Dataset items
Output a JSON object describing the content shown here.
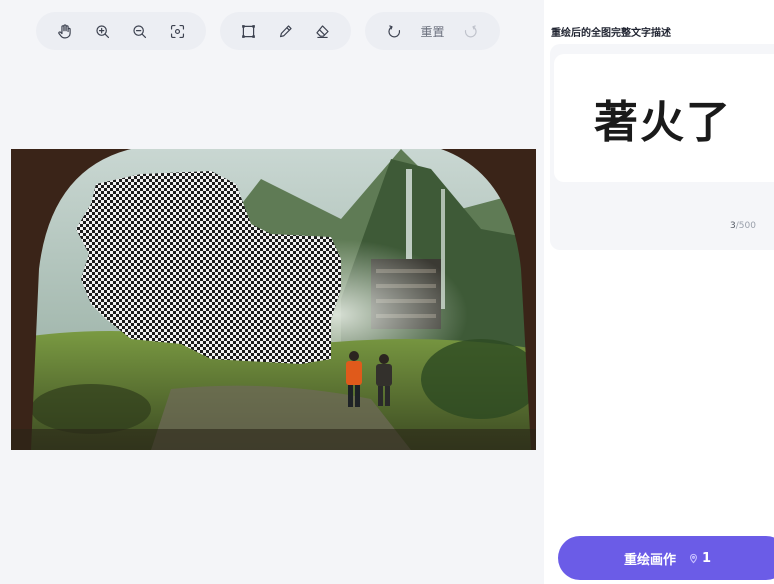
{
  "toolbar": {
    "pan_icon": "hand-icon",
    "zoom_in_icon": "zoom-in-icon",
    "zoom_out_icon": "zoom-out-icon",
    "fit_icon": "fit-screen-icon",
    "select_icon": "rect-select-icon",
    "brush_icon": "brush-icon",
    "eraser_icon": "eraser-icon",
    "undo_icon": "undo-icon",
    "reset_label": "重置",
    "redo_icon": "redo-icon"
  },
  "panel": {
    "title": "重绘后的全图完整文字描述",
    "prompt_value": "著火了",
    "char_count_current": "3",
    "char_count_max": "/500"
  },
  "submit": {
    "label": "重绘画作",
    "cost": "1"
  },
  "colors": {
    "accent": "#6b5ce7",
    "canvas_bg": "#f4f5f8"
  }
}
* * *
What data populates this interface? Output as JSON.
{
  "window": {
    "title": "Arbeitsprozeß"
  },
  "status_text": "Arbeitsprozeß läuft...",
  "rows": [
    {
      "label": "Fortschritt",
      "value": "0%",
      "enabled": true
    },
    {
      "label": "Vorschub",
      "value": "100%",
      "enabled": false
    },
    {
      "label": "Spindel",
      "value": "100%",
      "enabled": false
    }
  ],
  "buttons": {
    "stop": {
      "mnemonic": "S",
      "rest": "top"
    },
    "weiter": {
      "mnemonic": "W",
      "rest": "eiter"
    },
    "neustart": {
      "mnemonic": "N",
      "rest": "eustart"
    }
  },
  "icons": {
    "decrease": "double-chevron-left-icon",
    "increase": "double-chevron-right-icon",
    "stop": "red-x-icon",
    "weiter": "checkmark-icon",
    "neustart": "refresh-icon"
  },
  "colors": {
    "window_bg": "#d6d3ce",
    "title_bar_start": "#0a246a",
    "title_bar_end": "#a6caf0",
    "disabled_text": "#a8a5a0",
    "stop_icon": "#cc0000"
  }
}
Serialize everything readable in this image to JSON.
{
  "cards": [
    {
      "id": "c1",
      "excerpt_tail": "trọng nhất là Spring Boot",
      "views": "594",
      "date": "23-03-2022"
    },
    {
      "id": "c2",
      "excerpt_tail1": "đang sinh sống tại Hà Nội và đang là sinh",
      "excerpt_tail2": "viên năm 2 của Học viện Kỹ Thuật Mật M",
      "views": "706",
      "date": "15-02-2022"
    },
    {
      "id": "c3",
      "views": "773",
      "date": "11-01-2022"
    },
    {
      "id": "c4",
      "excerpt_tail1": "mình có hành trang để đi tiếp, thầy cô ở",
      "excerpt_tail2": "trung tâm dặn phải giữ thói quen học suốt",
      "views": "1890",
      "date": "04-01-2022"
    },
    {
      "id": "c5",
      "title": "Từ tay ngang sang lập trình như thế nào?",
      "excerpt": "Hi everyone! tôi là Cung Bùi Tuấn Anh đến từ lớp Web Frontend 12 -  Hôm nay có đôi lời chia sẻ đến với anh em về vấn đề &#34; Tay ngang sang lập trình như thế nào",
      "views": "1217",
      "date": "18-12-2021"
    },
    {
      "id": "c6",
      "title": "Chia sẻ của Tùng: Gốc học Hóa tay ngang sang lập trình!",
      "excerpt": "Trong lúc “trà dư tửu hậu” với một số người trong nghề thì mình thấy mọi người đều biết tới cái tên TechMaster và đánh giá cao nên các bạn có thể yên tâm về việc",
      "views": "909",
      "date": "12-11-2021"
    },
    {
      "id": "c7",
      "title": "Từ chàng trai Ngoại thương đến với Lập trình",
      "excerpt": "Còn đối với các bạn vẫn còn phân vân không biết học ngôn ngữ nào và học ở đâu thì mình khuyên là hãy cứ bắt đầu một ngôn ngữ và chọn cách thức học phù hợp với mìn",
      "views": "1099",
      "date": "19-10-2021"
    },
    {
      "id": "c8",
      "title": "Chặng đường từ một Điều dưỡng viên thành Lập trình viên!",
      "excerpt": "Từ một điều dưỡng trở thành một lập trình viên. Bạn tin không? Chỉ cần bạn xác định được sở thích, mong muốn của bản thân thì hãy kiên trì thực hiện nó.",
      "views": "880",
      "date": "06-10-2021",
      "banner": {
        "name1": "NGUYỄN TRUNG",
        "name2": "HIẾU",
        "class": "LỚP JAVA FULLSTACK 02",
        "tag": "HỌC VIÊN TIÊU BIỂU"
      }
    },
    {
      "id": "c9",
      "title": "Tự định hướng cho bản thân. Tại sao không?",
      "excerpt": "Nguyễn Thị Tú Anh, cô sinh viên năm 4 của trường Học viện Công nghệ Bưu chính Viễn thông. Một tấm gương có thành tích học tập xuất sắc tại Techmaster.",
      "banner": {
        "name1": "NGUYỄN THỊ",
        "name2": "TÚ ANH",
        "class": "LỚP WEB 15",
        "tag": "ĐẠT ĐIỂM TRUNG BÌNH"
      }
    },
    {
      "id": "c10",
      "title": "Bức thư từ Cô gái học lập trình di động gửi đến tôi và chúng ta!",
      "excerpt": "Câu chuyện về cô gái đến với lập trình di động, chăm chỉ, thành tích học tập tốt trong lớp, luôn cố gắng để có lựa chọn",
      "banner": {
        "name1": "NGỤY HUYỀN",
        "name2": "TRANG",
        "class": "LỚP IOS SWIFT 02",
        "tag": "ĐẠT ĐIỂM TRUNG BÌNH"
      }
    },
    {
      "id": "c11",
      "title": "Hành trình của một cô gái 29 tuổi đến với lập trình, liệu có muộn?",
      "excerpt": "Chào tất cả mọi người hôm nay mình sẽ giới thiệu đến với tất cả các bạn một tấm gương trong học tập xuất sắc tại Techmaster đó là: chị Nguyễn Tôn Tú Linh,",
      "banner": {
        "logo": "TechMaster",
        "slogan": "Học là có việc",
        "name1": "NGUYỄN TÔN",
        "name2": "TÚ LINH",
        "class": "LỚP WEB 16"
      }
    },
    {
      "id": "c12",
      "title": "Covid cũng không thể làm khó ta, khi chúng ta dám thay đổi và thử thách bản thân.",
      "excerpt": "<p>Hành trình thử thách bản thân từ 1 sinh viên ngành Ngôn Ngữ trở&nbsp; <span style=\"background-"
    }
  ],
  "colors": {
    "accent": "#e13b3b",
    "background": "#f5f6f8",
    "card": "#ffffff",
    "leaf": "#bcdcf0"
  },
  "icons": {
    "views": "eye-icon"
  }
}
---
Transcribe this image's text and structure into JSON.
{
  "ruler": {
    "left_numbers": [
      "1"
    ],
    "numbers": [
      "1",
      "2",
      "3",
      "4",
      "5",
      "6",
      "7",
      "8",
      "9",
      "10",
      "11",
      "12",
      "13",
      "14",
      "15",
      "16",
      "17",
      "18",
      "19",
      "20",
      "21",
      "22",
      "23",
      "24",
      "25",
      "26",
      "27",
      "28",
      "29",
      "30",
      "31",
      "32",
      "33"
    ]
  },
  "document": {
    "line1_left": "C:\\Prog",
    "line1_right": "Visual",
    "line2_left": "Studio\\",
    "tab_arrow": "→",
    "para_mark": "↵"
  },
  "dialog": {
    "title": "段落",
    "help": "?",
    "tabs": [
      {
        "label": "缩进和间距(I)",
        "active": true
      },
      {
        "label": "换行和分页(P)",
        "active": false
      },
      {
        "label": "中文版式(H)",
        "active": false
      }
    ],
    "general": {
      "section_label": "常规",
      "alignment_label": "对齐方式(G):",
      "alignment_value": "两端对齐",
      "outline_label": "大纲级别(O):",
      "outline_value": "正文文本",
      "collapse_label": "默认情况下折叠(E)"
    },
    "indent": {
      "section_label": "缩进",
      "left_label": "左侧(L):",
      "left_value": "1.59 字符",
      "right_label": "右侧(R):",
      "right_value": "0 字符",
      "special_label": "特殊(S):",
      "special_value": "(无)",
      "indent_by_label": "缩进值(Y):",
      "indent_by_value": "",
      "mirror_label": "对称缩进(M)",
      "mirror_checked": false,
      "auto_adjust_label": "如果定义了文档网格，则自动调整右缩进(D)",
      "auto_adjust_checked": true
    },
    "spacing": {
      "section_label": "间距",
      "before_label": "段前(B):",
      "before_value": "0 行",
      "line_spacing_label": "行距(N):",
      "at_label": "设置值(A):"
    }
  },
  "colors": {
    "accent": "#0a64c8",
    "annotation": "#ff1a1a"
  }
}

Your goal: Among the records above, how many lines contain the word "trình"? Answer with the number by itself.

Exercise response: 10